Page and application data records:
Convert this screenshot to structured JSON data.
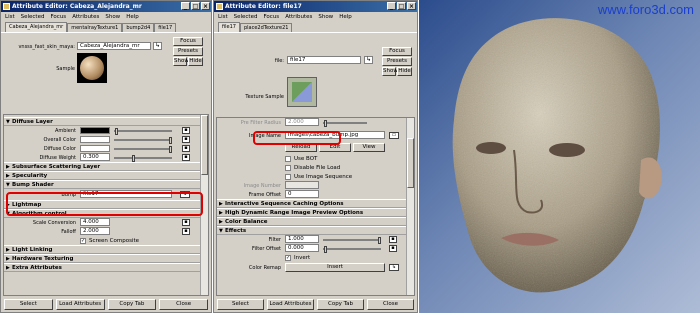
{
  "win1": {
    "title": "Attribute Editor: Cabeza_Alejandra_mr",
    "menu": [
      "List",
      "Selected",
      "Focus",
      "Attributes",
      "Show",
      "Help"
    ],
    "tabs": [
      "Cabeza_Alejandra_mr",
      "mentalrayTexture1",
      "bump2d4",
      "file17"
    ],
    "type_label": "vnsss_fast_skin_maya:",
    "name_value": "Cabeza_Alejandra_mr",
    "focus": "Focus",
    "presets": "Presets",
    "show": "Show",
    "hide": "Hide",
    "sample": "Sample",
    "diffuse_layer": "Diffuse Layer",
    "ambient": "Ambient",
    "overall_color": "Overall Color",
    "diffuse_color": "Diffuse Color",
    "diffuse_weight": "Diffuse Weight",
    "diffuse_weight_value": "0.300",
    "subsurface": "Subsurface Scattering Layer",
    "specularity": "Specularity",
    "bump_shader": "Bump Shader",
    "bump": "Bump",
    "bump_value": "file17",
    "lightmap": "Lightmap",
    "algorithm": "Algorithm control",
    "scale_conversion": "Scale Conversion",
    "scale_conversion_value": "4.000",
    "falloff": "Falloff",
    "falloff_value": "2.000",
    "screen_composite": "Screen Composite",
    "light_linking": "Light Linking",
    "hardware_texturing": "Hardware Texturing",
    "extra_attributes": "Extra Attributes",
    "bottom": [
      "Select",
      "Load Attributes",
      "Copy Tab",
      "Close"
    ]
  },
  "win2": {
    "title": "Attribute Editor: file17",
    "menu": [
      "List",
      "Selected",
      "Focus",
      "Attributes",
      "Show",
      "Help"
    ],
    "tabs": [
      "file17",
      "place2dTexture21"
    ],
    "file_label": "file:",
    "name_value": "file17",
    "focus": "Focus",
    "presets": "Presets",
    "show": "Show",
    "hide": "Hide",
    "texture_sample": "Texture Sample",
    "pre_filter_radius": "Pre Filter Radius",
    "pre_filter_value": "2.000",
    "image_name": "Image Name",
    "image_name_value": "images\\cabeza_bump.jpg",
    "reload": "Reload",
    "edit": "Edit",
    "view": "View",
    "use_bot": "Use BOT",
    "disable_file_load": "Disable File Load",
    "use_image_sequence": "Use Image Sequence",
    "image_number": "Image Number",
    "frame_offset": "Frame Offset",
    "frame_offset_value": "0",
    "interactive_sequence": "Interactive Sequence Caching Options",
    "hdr_preview": "High Dynamic Range Image Preview Options",
    "color_balance": "Color Balance",
    "effects": "Effects",
    "filter": "Filter",
    "filter_value": "1.000",
    "filter_offset": "Filter Offset",
    "filter_offset_value": "0.000",
    "invert": "Invert",
    "color_remap": "Color Remap",
    "insert": "Insert",
    "bottom": [
      "Select",
      "Load Attributes",
      "Copy Tab",
      "Close"
    ]
  },
  "viewport": {
    "watermark": "www.foro3d.com"
  },
  "colors": {
    "title_bar": "#0a246a",
    "panel": "#d4d0c8",
    "highlight": "#e00000",
    "watermark": "#1a3fd0"
  }
}
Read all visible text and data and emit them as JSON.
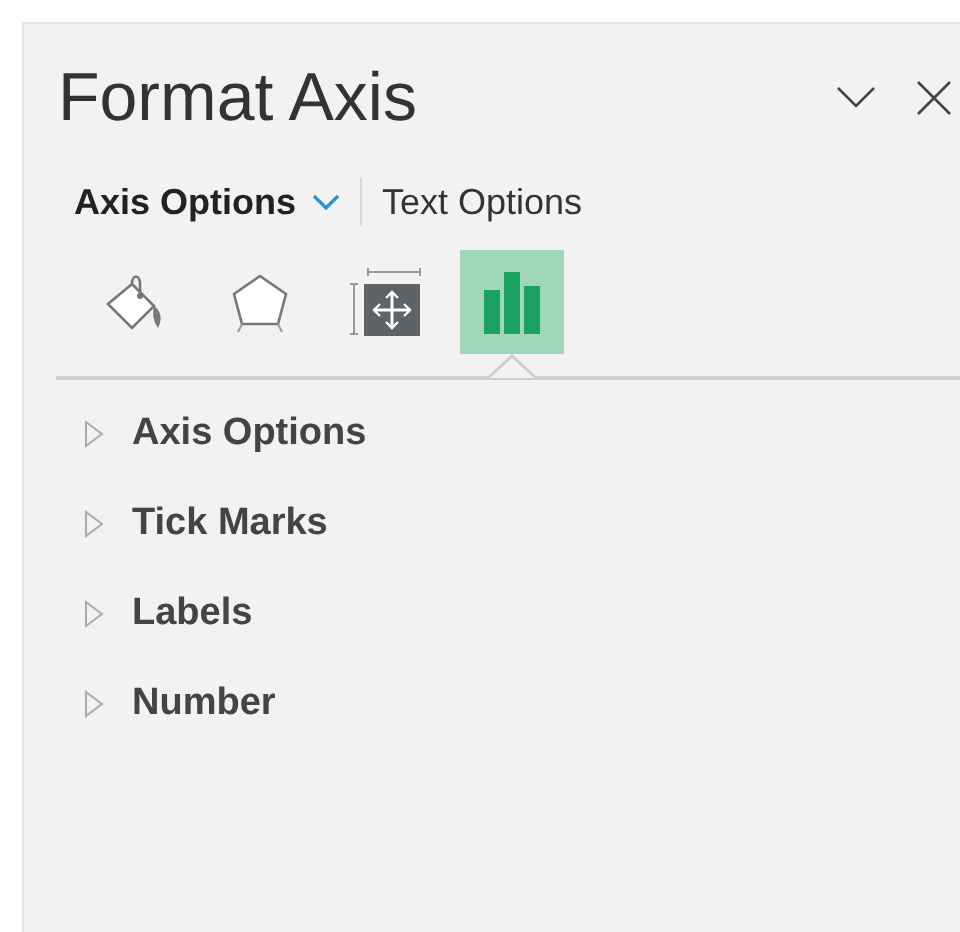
{
  "pane": {
    "title": "Format Axis"
  },
  "tabs": [
    {
      "label": "Axis Options",
      "selected": true
    },
    {
      "label": "Text Options",
      "selected": false
    }
  ],
  "icon_tabs": [
    {
      "kind": "fill",
      "selected": false
    },
    {
      "kind": "effects",
      "selected": false
    },
    {
      "kind": "size",
      "selected": false
    },
    {
      "kind": "options",
      "selected": true
    }
  ],
  "sections": [
    {
      "label": "Axis Options",
      "expanded": false
    },
    {
      "label": "Tick Marks",
      "expanded": false
    },
    {
      "label": "Labels",
      "expanded": false
    },
    {
      "label": "Number",
      "expanded": false
    }
  ]
}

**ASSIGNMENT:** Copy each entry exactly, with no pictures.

**RESULT FOR THIS EXERCISE:**
Convert this screenshot to structured JSON data.
{
  "win1": {
    "title": "Attribute Editor: Cabeza_Alejandra_mr",
    "menu": [
      "List",
      "Selected",
      "Focus",
      "Attributes",
      "Show",
      "Help"
    ],
    "tabs": [
      "Cabeza_Alejandra_mr",
      "mentalrayTexture1",
      "bump2d4",
      "file17"
    ],
    "type_label": "vnsss_fast_skin_maya:",
    "name_value": "Cabeza_Alejandra_mr",
    "focus": "Focus",
    "presets": "Presets",
    "show": "Show",
    "hide": "Hide",
    "sample": "Sample",
    "diffuse_layer": "Diffuse Layer",
    "ambient": "Ambient",
    "overall_color": "Overall Color",
    "diffuse_color": "Diffuse Color",
    "diffuse_weight": "Diffuse Weight",
    "diffuse_weight_value": "0.300",
    "subsurface": "Subsurface Scattering Layer",
    "specularity": "Specularity",
    "bump_shader": "Bump Shader",
    "bump": "Bump",
    "bump_value": "file17",
    "lightmap": "Lightmap",
    "algorithm": "Algorithm control",
    "scale_conversion": "Scale Conversion",
    "scale_conversion_value": "4.000",
    "falloff": "Falloff",
    "falloff_value": "2.000",
    "screen_composite": "Screen Composite",
    "light_linking": "Light Linking",
    "hardware_texturing": "Hardware Texturing",
    "extra_attributes": "Extra Attributes",
    "bottom": [
      "Select",
      "Load Attributes",
      "Copy Tab",
      "Close"
    ]
  },
  "win2": {
    "title": "Attribute Editor: file17",
    "menu": [
      "List",
      "Selected",
      "Focus",
      "Attributes",
      "Show",
      "Help"
    ],
    "tabs": [
      "file17",
      "place2dTexture21"
    ],
    "file_label": "file:",
    "name_value": "file17",
    "focus": "Focus",
    "presets": "Presets",
    "show": "Show",
    "hide": "Hide",
    "texture_sample": "Texture Sample",
    "pre_filter_radius": "Pre Filter Radius",
    "pre_filter_value": "2.000",
    "image_name": "Image Name",
    "image_name_value": "images\\cabeza_bump.jpg",
    "reload": "Reload",
    "edit": "Edit",
    "view": "View",
    "use_bot": "Use BOT",
    "disable_file_load": "Disable File Load",
    "use_image_sequence": "Use Image Sequence",
    "image_number": "Image Number",
    "frame_offset": "Frame Offset",
    "frame_offset_value": "0",
    "interactive_sequence": "Interactive Sequence Caching Options",
    "hdr_preview": "High Dynamic Range Image Preview Options",
    "color_balance": "Color Balance",
    "effects": "Effects",
    "filter": "Filter",
    "filter_value": "1.000",
    "filter_offset": "Filter Offset",
    "filter_offset_value": "0.000",
    "invert": "Invert",
    "color_remap": "Color Remap",
    "insert": "Insert",
    "bottom": [
      "Select",
      "Load Attributes",
      "Copy Tab",
      "Close"
    ]
  },
  "viewport": {
    "watermark": "www.foro3d.com"
  },
  "colors": {
    "title_bar": "#0a246a",
    "panel": "#d4d0c8",
    "highlight": "#e00000",
    "watermark": "#1a3fd0"
  }
}
Read all visible text and data and emit them as JSON.
{
  "pane": {
    "title": "Format Axis"
  },
  "tabs": [
    {
      "label": "Axis Options",
      "selected": true
    },
    {
      "label": "Text Options",
      "selected": false
    }
  ],
  "icon_tabs": [
    {
      "kind": "fill",
      "selected": false
    },
    {
      "kind": "effects",
      "selected": false
    },
    {
      "kind": "size",
      "selected": false
    },
    {
      "kind": "options",
      "selected": true
    }
  ],
  "sections": [
    {
      "label": "Axis Options",
      "expanded": false
    },
    {
      "label": "Tick Marks",
      "expanded": false
    },
    {
      "label": "Labels",
      "expanded": false
    },
    {
      "label": "Number",
      "expanded": false
    }
  ]
}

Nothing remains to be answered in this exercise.